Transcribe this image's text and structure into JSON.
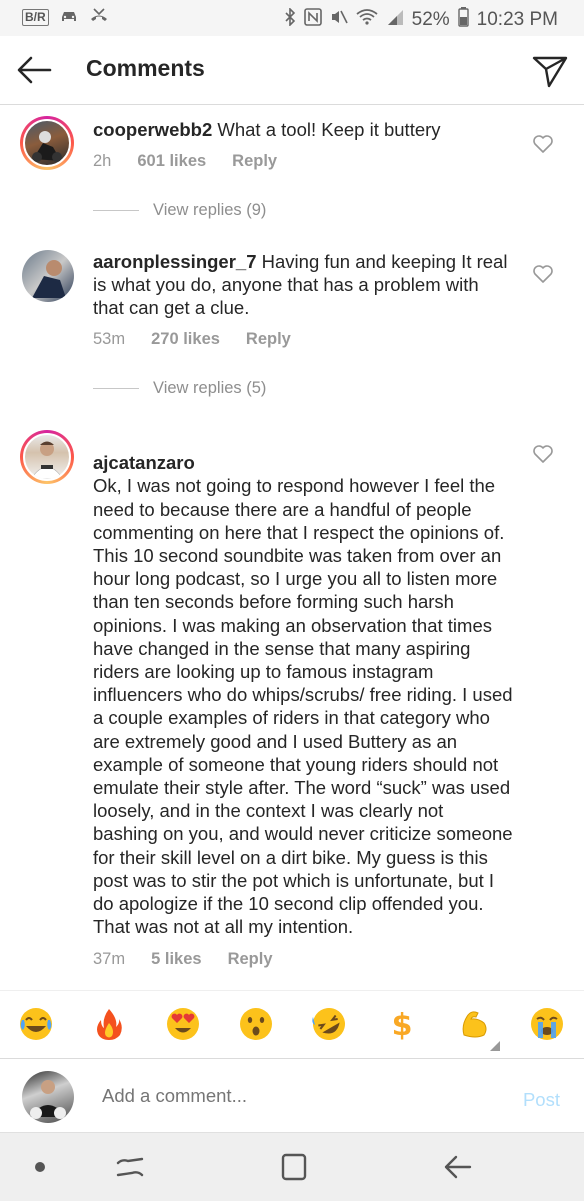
{
  "status_bar": {
    "left_icons": [
      "B/R",
      "car-icon",
      "missed-call-icon"
    ],
    "battery": "52%",
    "time": "10:23 PM"
  },
  "header": {
    "title": "Comments"
  },
  "comments": [
    {
      "username": "cooperwebb2",
      "text": "What a tool! Keep it buttery",
      "time": "2h",
      "likes": "601 likes",
      "reply": "Reply",
      "view_replies": "View replies (9)"
    },
    {
      "username": "aaronplessinger_7",
      "text": "Having fun and keeping It real is what you do, anyone that has a problem with that can get a clue.",
      "time": "53m",
      "likes": "270 likes",
      "reply": "Reply",
      "view_replies": "View replies (5)"
    },
    {
      "username": "ajcatanzaro",
      "text": "Ok, I  was not going to respond however I feel the need to because there are a handful of people commenting on here that I respect the opinions of.\nThis 10 second soundbite was taken from over an hour long podcast, so I urge you all to listen more than ten seconds before forming such harsh opinions. I was making an observation that times have changed in the sense that many aspiring riders are looking up to famous instagram influencers who do whips/scrubs/ free riding. I used a couple examples of riders in that category who are extremely good and I used Buttery as an example of someone that young riders should not emulate their style after. The word “suck” was used loosely, and in the context I was clearly not bashing on you, and would never criticize someone for their skill level on a dirt bike. My guess is this post was to stir the pot which is unfortunate, but I do apologize if the 10 second clip offended you. That was not at all my intention.",
      "time": "37m",
      "likes": "5 likes",
      "reply": "Reply"
    }
  ],
  "emoji_bar": [
    "😂",
    "🔥",
    "😍",
    "😮",
    "🤣",
    "💲",
    "💪",
    "😭"
  ],
  "composer": {
    "placeholder": "Add a comment...",
    "post_label": "Post"
  },
  "colors": {
    "text": "#262626",
    "meta": "#999999",
    "post_disabled": "#b2dffc",
    "divider": "#dbdbdb"
  }
}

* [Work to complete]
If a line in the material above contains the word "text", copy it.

* [Response to this exercise]
Transcribe this image's text and structure into JSON.
      "text": "What a tool! Keep it buttery",
      "text": "Having fun and keeping It real is what you do, anyone that has a problem with that can get a clue.",
      "text": "Ok, I  was not going to respond however I feel the need to because there are a handful of people commenting on here that I respect the opinions of.\nThis 10 second soundbite was taken from over an hour long podcast, so I urge you all to listen more than ten seconds before forming such harsh opinions. I was making an observation that times have changed in the sense that many aspiring riders are looking up to famous instagram influencers who do whips/scrubs/ free riding. I used a couple examples of riders in that category who are extremely good and I used Buttery as an example of someone that young riders should not emulate their style after. The word “suck” was used loosely, and in the context I was clearly not bashing on you, and would never criticize someone for their skill level on a dirt bike. My guess is this post was to stir the pot which is unfortunate, but I do apologize if the 10 second clip offended you. That was not at all my intention.",
    "text": "#262626",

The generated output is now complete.